Other synthetic alexandrites mimic the original gemstone’s colour changing abilities more faithfully. There are two methods used to produce synthetic alexandrites: the ‘pulled crystal’ (or Czochralski) method and the ‘flux-melt’ method.
In the ‘pulled crystal’ method, gemstone constituents are melted in a crucible. Then a small seed crystal is lowered into the melt. As the seed crystal is slowly raised from the molten solution, it increases in size as constituents from the solution crystallise onto it. Alexandrites produced using this method have intense colours and are near-flawless. This distinguishes them from naturally-occurring alexandrite, which often contains small imperfections. A derivative version of this method is the ‘floating zone’ method (where the seed crystal is pulled through the solution horizontally instead of vertically).

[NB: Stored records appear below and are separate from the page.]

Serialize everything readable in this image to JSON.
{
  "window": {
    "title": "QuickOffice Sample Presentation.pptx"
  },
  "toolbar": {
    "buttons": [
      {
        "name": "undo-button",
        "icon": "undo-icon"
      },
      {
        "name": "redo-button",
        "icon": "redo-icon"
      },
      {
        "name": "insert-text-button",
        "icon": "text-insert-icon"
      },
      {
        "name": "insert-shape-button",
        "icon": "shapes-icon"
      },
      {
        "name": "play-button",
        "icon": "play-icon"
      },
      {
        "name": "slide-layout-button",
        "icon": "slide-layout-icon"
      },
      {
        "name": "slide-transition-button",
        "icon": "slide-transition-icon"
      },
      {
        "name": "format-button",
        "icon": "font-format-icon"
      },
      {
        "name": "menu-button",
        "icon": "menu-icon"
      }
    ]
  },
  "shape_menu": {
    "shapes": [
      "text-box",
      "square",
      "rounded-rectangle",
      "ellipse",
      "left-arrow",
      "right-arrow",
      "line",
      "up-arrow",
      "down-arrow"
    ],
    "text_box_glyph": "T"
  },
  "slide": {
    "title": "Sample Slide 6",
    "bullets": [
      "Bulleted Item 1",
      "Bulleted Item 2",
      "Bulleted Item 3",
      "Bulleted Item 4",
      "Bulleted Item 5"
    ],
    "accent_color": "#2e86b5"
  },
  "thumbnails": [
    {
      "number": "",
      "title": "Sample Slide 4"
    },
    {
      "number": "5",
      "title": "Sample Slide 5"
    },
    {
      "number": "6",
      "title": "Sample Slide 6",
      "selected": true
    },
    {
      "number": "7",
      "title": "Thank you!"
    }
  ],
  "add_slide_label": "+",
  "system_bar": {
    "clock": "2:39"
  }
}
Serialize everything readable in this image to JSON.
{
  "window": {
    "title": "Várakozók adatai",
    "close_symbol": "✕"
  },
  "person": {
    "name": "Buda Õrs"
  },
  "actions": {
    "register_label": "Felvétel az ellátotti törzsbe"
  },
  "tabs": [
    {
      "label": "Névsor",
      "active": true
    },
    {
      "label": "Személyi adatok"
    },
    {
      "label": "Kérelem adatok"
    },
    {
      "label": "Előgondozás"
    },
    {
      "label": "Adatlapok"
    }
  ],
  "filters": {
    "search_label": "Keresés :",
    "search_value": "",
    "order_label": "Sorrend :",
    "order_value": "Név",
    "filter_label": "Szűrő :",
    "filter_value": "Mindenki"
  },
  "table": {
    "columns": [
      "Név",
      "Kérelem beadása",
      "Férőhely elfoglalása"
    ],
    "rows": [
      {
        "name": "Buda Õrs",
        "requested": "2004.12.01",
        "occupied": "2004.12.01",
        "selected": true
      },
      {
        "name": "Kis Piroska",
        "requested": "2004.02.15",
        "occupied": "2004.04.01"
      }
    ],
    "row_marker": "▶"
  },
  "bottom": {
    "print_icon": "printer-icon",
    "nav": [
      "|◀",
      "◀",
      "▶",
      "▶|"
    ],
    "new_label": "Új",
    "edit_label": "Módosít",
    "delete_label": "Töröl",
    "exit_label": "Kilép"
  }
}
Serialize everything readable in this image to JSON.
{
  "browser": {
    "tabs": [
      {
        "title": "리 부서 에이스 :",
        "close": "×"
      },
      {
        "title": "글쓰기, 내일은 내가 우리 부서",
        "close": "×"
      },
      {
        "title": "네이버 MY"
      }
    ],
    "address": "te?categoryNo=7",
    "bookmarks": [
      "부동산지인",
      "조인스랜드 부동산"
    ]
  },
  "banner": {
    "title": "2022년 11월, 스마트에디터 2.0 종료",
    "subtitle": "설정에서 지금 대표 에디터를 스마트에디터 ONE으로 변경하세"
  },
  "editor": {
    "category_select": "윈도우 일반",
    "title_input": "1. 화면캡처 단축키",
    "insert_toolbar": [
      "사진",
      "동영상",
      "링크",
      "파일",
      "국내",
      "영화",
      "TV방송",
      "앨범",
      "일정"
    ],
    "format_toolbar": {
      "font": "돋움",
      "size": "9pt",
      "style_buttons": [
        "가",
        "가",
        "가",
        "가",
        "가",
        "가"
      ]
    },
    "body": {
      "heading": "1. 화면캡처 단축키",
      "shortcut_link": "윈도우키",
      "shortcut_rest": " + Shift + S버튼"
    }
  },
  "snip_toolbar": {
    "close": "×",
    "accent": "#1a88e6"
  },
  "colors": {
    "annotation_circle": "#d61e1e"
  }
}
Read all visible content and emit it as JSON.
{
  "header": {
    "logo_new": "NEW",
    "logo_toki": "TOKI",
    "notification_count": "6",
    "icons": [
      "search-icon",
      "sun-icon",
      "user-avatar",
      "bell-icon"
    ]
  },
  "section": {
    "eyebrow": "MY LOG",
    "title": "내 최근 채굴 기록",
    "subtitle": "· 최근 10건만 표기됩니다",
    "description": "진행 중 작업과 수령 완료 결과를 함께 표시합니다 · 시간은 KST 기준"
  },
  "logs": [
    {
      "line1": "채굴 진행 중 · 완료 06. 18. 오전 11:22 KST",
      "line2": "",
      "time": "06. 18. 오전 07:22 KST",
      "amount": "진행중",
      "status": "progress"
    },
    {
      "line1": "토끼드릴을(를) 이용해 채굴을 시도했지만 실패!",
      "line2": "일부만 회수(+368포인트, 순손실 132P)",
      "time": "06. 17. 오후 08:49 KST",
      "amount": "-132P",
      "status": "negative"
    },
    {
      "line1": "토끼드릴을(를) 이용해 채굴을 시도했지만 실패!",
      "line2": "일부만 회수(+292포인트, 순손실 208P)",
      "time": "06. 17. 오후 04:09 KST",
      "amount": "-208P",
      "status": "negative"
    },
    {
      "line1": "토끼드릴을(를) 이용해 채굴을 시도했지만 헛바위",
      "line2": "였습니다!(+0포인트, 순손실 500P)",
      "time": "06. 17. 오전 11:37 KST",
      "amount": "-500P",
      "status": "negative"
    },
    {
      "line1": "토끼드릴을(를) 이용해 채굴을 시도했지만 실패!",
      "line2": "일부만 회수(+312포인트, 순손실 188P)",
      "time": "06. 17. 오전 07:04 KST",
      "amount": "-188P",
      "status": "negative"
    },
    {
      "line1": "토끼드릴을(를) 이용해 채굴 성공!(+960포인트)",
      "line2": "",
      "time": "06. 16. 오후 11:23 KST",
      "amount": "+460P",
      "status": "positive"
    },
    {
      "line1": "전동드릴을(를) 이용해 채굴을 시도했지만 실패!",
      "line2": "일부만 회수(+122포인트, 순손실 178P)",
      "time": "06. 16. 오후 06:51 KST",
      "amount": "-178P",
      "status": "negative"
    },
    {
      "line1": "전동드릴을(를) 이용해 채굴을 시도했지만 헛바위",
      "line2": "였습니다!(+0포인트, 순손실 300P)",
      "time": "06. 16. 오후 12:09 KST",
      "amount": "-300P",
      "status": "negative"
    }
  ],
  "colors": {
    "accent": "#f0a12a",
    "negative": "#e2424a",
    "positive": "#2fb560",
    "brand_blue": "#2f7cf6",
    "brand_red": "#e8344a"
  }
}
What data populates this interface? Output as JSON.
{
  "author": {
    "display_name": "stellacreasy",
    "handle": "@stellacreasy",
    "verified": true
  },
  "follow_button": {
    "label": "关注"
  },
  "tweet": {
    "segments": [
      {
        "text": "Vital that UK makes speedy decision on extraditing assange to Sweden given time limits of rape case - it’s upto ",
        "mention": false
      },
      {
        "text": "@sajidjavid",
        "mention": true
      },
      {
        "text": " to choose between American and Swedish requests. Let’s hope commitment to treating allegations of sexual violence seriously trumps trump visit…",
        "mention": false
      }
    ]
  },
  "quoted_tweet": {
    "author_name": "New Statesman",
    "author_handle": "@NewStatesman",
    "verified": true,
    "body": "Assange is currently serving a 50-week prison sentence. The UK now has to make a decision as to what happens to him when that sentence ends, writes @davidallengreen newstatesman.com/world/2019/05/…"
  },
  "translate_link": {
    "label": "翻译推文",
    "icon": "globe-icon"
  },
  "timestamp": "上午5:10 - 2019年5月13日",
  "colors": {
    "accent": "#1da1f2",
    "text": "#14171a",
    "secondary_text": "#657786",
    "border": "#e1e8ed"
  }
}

The ‘flux-melt’ method for growing synthetic alexandrite uses a molten flux of variable composition. The alexandrite constituents are dissolved in this flux. While dissolved, the components can attach to a seed crystal placed within the flux, or crystallise randomly if no seed crystal is present. The process can span up to twelve months, with the slow cooling more adequately mimicking the natural processes that form naturally-occurring alexandrite. Small amounts of flux can be trapped in the alexandrite crystals that form. This makes them harder to distinguish, as they appear similar to the inclusions in real alexandrite.
Whether the alexandrite in question is naturally-occurring or synthetic, it’s unlikely to be taking diamond’s place as the majority’s gemstone of choice any time soon. It definitely makes for much more interesting chemistry conversations, though!